[WORK TO COMPLETE]:
Return all entries word for word, but drop any images.
DATA SUPPLIED START
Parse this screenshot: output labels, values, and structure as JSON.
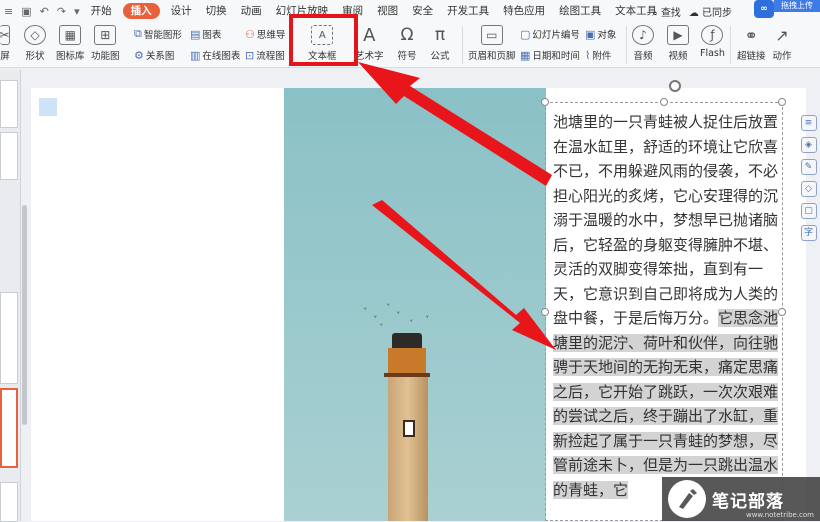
{
  "menubar": {
    "tabs": [
      "开始",
      "插入",
      "设计",
      "切换",
      "动画",
      "幻灯片放映",
      "审阅",
      "视图",
      "安全",
      "开发工具",
      "特色应用",
      "绘图工具",
      "文本工具"
    ],
    "active_tab": "插入",
    "search": "查找",
    "sync": "已同步",
    "upload": "拖拽上传"
  },
  "ribbon": {
    "screenshot": "屏",
    "shape": "形状",
    "icon_lib": "图标库",
    "function_chart": "功能图",
    "smart_shape": "智能图形",
    "relation_chart": "关系图",
    "chart": "图表",
    "online_chart": "在线图表",
    "mind_map": "思维导",
    "flowchart": "流程图",
    "textbox": "文本框",
    "art_text": "艺术字",
    "symbol": "符号",
    "formula": "公式",
    "header_footer": "页眉和页脚",
    "slide_number": "幻灯片编号",
    "object": "对象",
    "datetime": "日期和时间",
    "attachment": "附件",
    "audio": "音频",
    "video": "视频",
    "flash": "Flash",
    "hyperlink": "超链接",
    "action": "动作"
  },
  "slide": {
    "text_normal": "池塘里的一只青蛙被人捉住后放置在温水缸里，舒适的环境让它欣喜不已，不用躲避风雨的侵袭，不必担心阳光的炙烤，它心安理得的沉溺于温暖的水中，梦想早已抛诸脑后，它轻盈的身躯变得臃肿不堪、灵活的双脚变得笨拙，直到有一天，它意识到自己即将成为人类的盘中餐，于是后悔万分。",
    "text_selected": "它思念池塘里的泥泞、荷叶和伙伴，向往驰骋于天地间的无拘无束，痛定思痛之后，它开始了跳跃，一次次艰难的尝试之后，终于蹦出了水缸，重新捡起了属于一只青蛙的梦想，尽管前途未卜，但是为一只跳出温水的青蛙，它"
  },
  "watermark": {
    "title": "笔记部落",
    "url": "www.notetribe.com"
  },
  "colors": {
    "accent": "#e8603c",
    "highlight": "#e4141b",
    "arrow": "#e8151b"
  }
}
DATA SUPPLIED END
[WRITTEN SOLUTION]:
Parse this screenshot: output labels, values, and structure as JSON.
{
  "menubar": {
    "tabs": [
      "开始",
      "插入",
      "设计",
      "切换",
      "动画",
      "幻灯片放映",
      "审阅",
      "视图",
      "安全",
      "开发工具",
      "特色应用",
      "绘图工具",
      "文本工具"
    ],
    "active_tab": "插入",
    "search": "查找",
    "sync": "已同步",
    "upload": "拖拽上传"
  },
  "ribbon": {
    "screenshot": "屏",
    "shape": "形状",
    "icon_lib": "图标库",
    "function_chart": "功能图",
    "smart_shape": "智能图形",
    "relation_chart": "关系图",
    "chart": "图表",
    "online_chart": "在线图表",
    "mind_map": "思维导",
    "flowchart": "流程图",
    "textbox": "文本框",
    "art_text": "艺术字",
    "symbol": "符号",
    "formula": "公式",
    "header_footer": "页眉和页脚",
    "slide_number": "幻灯片编号",
    "object": "对象",
    "datetime": "日期和时间",
    "attachment": "附件",
    "audio": "音频",
    "video": "视频",
    "flash": "Flash",
    "hyperlink": "超链接",
    "action": "动作"
  },
  "slide": {
    "text_normal": "池塘里的一只青蛙被人捉住后放置在温水缸里，舒适的环境让它欣喜不已，不用躲避风雨的侵袭，不必担心阳光的炙烤，它心安理得的沉溺于温暖的水中，梦想早已抛诸脑后，它轻盈的身躯变得臃肿不堪、灵活的双脚变得笨拙，直到有一天，它意识到自己即将成为人类的盘中餐，于是后悔万分。",
    "text_selected": "它思念池塘里的泥泞、荷叶和伙伴，向往驰骋于天地间的无拘无束，痛定思痛之后，它开始了跳跃，一次次艰难的尝试之后，终于蹦出了水缸，重新捡起了属于一只青蛙的梦想，尽管前途未卜，但是为一只跳出温水的青蛙，它"
  },
  "watermark": {
    "title": "笔记部落",
    "url": "www.notetribe.com"
  },
  "colors": {
    "accent": "#e8603c",
    "highlight": "#e4141b",
    "arrow": "#e8151b"
  }
}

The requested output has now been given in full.